#1: Bankers (you know who you are) stop complaining that they "really didn't need the TARP billions" last fall, and instead take responsibility for the bone-headed moves that put the entire financial system at risk in the first place.
#2: Cocktail party conversation about making a killing on beaten up shares of Citigroup and Bank of America is replaced by a sober technical analysis of stocks like Caterpillar and Boeing.
#3 Manhattan-ites stop strategizing about how they can buy Bernie Madoff's $7 million penthouse on the cheap.
#4 Warren Buffett is no longer the hottest name and the biggest babe magnet at the annual Allen & Company mogul-fest.
#5 CNBC replaces Fast Money with comforting re-runs of Wall Street Week with Louis Rukeyser.

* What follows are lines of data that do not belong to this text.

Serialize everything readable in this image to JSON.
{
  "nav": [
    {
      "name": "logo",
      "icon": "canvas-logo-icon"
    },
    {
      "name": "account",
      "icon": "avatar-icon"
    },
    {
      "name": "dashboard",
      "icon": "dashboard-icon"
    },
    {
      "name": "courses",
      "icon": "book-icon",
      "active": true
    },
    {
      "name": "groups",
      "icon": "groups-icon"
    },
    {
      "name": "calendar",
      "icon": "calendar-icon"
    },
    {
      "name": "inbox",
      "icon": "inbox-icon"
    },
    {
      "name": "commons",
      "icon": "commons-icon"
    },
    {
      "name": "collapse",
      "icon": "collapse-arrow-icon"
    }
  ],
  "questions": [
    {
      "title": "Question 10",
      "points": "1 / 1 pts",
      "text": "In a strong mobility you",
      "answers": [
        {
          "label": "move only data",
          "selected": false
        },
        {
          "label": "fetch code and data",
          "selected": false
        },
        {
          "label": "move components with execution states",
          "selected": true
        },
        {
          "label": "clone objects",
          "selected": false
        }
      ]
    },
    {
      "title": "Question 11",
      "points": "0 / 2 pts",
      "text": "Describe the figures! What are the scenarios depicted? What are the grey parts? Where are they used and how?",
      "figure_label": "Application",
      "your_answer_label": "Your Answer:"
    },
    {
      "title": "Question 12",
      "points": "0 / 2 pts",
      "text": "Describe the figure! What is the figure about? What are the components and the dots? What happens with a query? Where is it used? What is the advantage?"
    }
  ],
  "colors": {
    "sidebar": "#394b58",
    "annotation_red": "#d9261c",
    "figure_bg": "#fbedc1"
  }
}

#6 Fed Chairman Ben Bernanke stops talking about "green shoots" in the economy and just "shoots up". A re-appointment of the fed chairman, who has risen to the task, would also be a plus for stocks going forward. His term is set to expire in Januaary.

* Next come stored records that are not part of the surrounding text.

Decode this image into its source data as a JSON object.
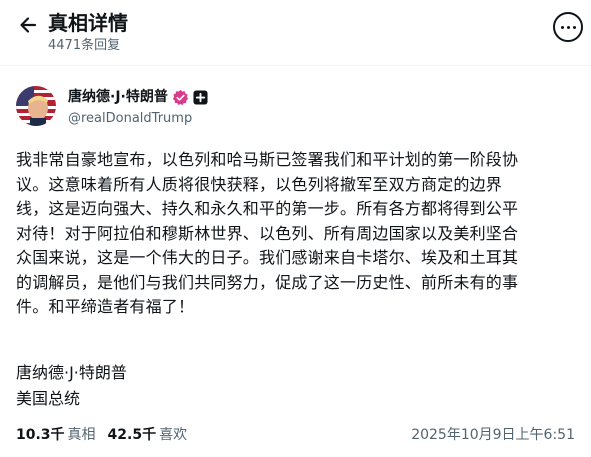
{
  "header": {
    "title": "真相详情",
    "reply_count": "4471条回复"
  },
  "author": {
    "name": "唐纳德·J·特朗普",
    "handle": "@realDonaldTrump"
  },
  "post": {
    "lines": [
      "我非常自豪地宣布，以色列和哈马斯已签署我们和平计划的第一阶段协",
      "议。这意味着所有人质将很快获释，以色列将撤军至双方商定的边界",
      "线，这是迈向强大、持久和永久和平的第一步。所有各方都将得到公平",
      "对待！对于阿拉伯和穆斯林世界、以色列、所有周边国家以及美利坚合",
      "众国来说，这是一个伟大的日子。我们感谢来自卡塔尔、埃及和土耳其",
      "的调解员，是他们与我们共同努力，促成了这一历史性、前所未有的事",
      "件。和平缔造者有福了！"
    ],
    "signature_name": "唐纳德·J·特朗普",
    "signature_title": "美国总统"
  },
  "stats": {
    "views_value": "10.3千",
    "views_label": "真相",
    "likes_value": "42.5千",
    "likes_label": "喜欢",
    "timestamp": "2025年10月9日上午6:51"
  },
  "colors": {
    "text": "#0f1419",
    "secondary": "#536471",
    "verified_badge": "#d63d8a"
  },
  "icons": [
    "back-arrow-icon",
    "more-icon",
    "verified-icon",
    "government-badge-icon"
  ]
}
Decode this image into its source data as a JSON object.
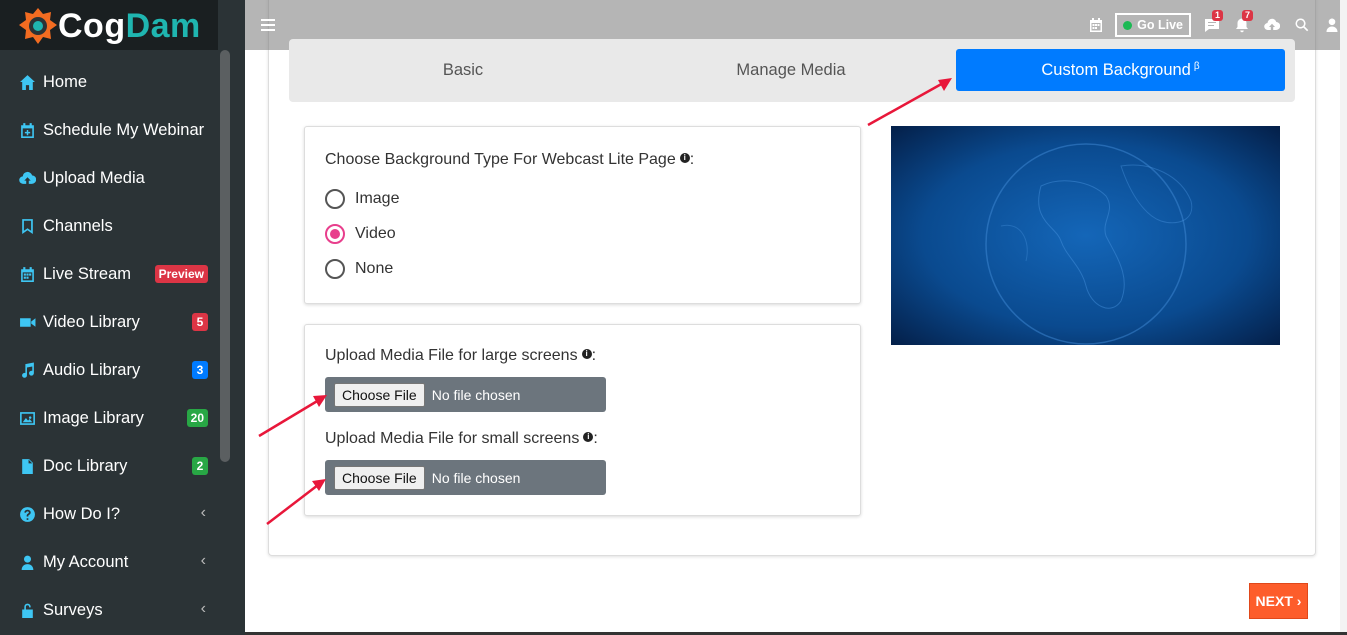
{
  "app": {
    "logo_part1": "Cog",
    "logo_part2": "Dam"
  },
  "sidebar": {
    "items": [
      {
        "label": "Home",
        "icon": "home-icon"
      },
      {
        "label": "Schedule My Webinar",
        "icon": "calendar-plus-icon"
      },
      {
        "label": "Upload Media",
        "icon": "cloud-upload-icon"
      },
      {
        "label": "Channels",
        "icon": "bookmark-icon"
      },
      {
        "label": "Live Stream",
        "icon": "calendar-icon",
        "badge": "Preview"
      },
      {
        "label": "Video Library",
        "icon": "video-icon",
        "badge": "5"
      },
      {
        "label": "Audio Library",
        "icon": "music-icon",
        "badge": "3"
      },
      {
        "label": "Image Library",
        "icon": "image-icon",
        "badge": "20"
      },
      {
        "label": "Doc Library",
        "icon": "document-icon",
        "badge": "2"
      },
      {
        "label": "How Do I?",
        "icon": "question-icon"
      },
      {
        "label": "My Account",
        "icon": "user-icon"
      },
      {
        "label": "Surveys",
        "icon": "lock-icon"
      }
    ]
  },
  "topbar": {
    "go_live": "Go Live",
    "messages_count": "1",
    "notifications_count": "7"
  },
  "tabs": {
    "basic": "Basic",
    "manage_media": "Manage Media",
    "custom_background": "Custom Background",
    "custom_background_sup": "β"
  },
  "background_type": {
    "label": "Choose Background Type For Webcast Lite Page",
    "suffix": ":",
    "options": [
      "Image",
      "Video",
      "None"
    ],
    "selected": "Video"
  },
  "upload": {
    "large_label": "Upload Media File for large screens",
    "small_label": "Upload Media File for small screens",
    "suffix": ":",
    "choose_file": "Choose File",
    "no_file": "No file chosen"
  },
  "actions": {
    "next": "NEXT ›"
  },
  "colors": {
    "accent": "#007bff",
    "next": "#fd5d2b",
    "radio_selected": "#e83e8c",
    "arrow": "#e8173a"
  }
}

#7 The ratio of chauffeur-driven Escalades to Smart cars on the Upper East side falls to 2:1. OK, maybe 5:1, I don't want to get too radical here.
#8 In a huge vote of confidence in its own stock, Goldman Sachs uses some of the $11 billion that it has set aside for bonuses so far this year to buy back the $5 billion dollars Buffett lent it last fall, freeing the firm from a hefty 10 percent dividend on Buffett's perpetual preferred shares.
#9 Hedge fund wives truly cut back big time, eliminating the personal trainer, for their toddlers.
#10 Crippled by the severity of the recession, private schools in New York City start offering incentives for parents to stay on the island and out of the public school alternatives. Waiting lists open up and parents can pick and choose from among the best schools in the city.
Disclaimer: OK, I may have to buy stocks before this last one ever happens, but you get the idea. There are still a lot of bull market excesses to be unwound.